If the two of you can face a serious financial problem together, well and good. However, you can also try discussing hypothetical situations. Hopefully, you may never have to run into financial worries. However, it is inevitable unless you’re filthy rich or super savers. So sit down and get talking!
5. Be Open With Your Flaws
There’s no reason to tell your significant other each and every embarrassing habit you have. If it won’t hurt them, they don’t really need to know it. For instance, your guilty pleasure 80’s sitcoms are none of their business. However, your snoring problem might be.
Having said that, you may also want to come in front of them without makeup. You would be cleaning your face every night after marriage too. It’s only fair that they get a sense of what you really look like. It’s also fair that you get a sense of their reaction to your natural physical beauty. An unkind word about an acne scar could lead to second thoughts. It also showcases what kind of a person the speaker is.
4. Air the Big Skeletons
If there are any major problems in your family, now is the time to tell your significant other. This could mean a history of cancer, Down’s syndrome, or Alzheimer’s. Of course, there’s no telling when tragedy would strike. However, it’s good to know when the main person in your life has the guts to deal with it.
You should also let your partner know if you have any worrying health issue. This also goes for any mental disorder which could make your life other than conventional. Problems like these could include asthma, diabetes, OCD, PTSD, or anything similar. Not all of these problems are always apparent. Once cannot expect the other person to be willing to deal with them after marriage. Hence, it’s better to air everything out and get it over with.

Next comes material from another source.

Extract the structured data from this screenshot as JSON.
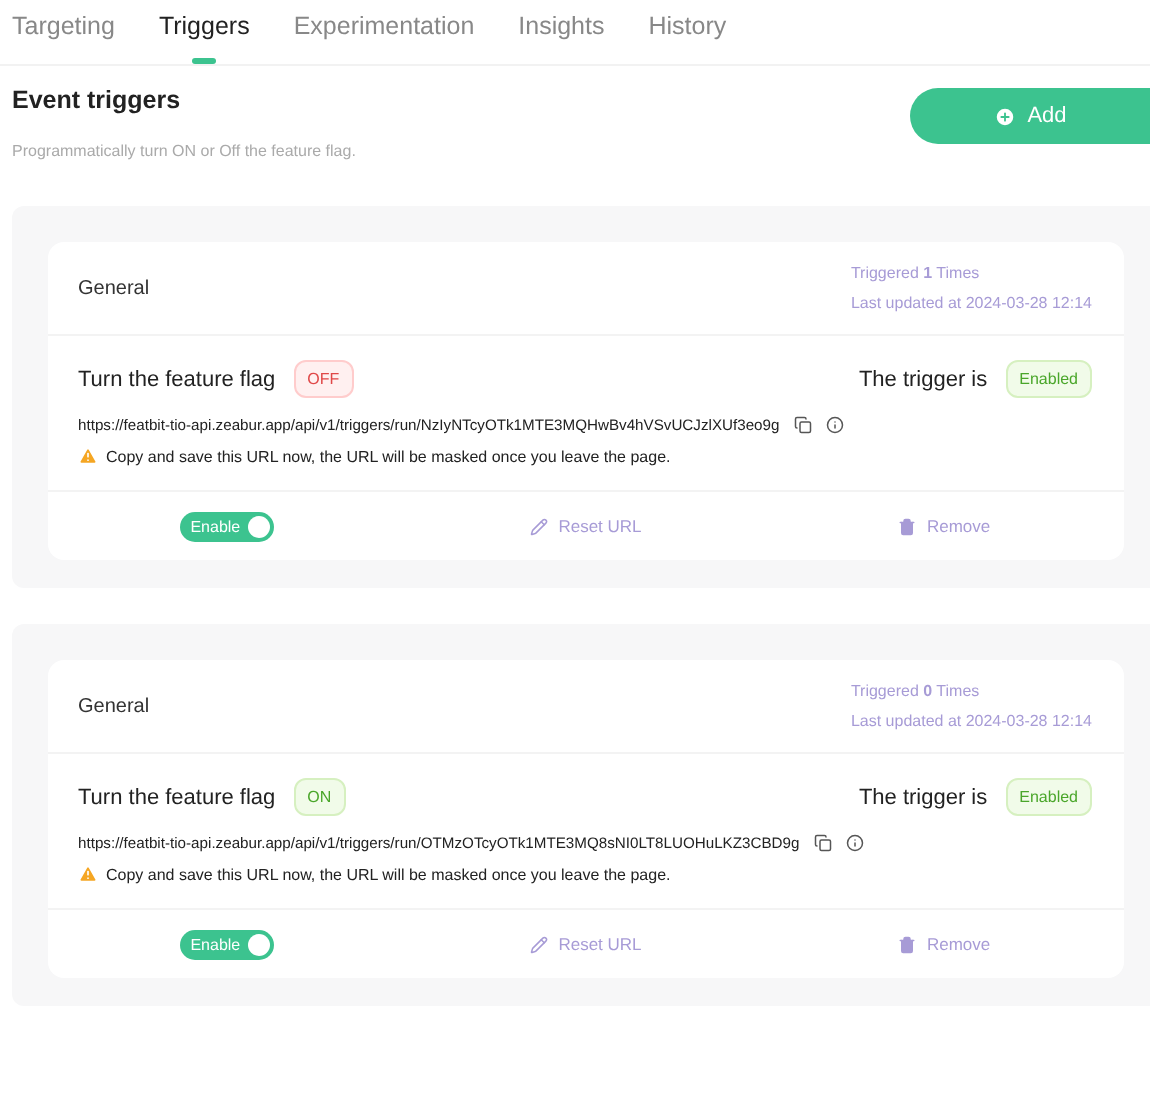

3. Handle Life Separately
This might seem like a bit of a contradiction, but see if you can make it separately. Marriage is a good thing, but it is also a matter of knowing your own self. Losing yourself in the other person may be great in the honeymoon period. However, every person should know how to stand on their own two feet.
Hence, have a night out with your own friends every once in a while. Or just go out by yourself. See if the two of you can handle those little jealousies and even a brief bout of loneliness. No one wants to be tied down at home every single night and day. Make sure your partner can trust you, and that both of you can have fun without the other.
You may be forced to live separately on a temporary basis when it comes to business trips, etc. IF and when that happens, you do not want to become a clingy and scared mess.
Rather, you want to be a beacon of support and strength for your partner. You would also expect them to do the same for you.
2. Learn How to Apologize
We mentioned fighting at the very beginning. One should also learn how to make up after a fight and apologize in an adult way. You also need to make sure that your partner would do the same. If either has trouble apologizing and admitting their wrong, there may be some ego problem here.
There’s nothing wrong with admitting a wrong. If you’ve got a partner who could see their own errors, you’ve struck gold!
1. Consider Compromise
Both of you should share your values and how far you’re willing to compromise them. For instance, you may love celebrating religious holidays. However, your partner may value a more secular form of celebrating the season. The two of you would have to reach some sort of middle point your marriage is going to last. Of course, this becomes even more important if you come from different religions, cultures, or areas.
However, it is highly important to know that you can also stand up for yourself. This means that some of your values are not up for compromise. For instance, you may hate lying and cheating, so make this very clear right in the beginning. Talk about dealbreakers and whether you can agree on certain issues. It may seem irrelevant at first, but lifelong values are harder to crush than you think.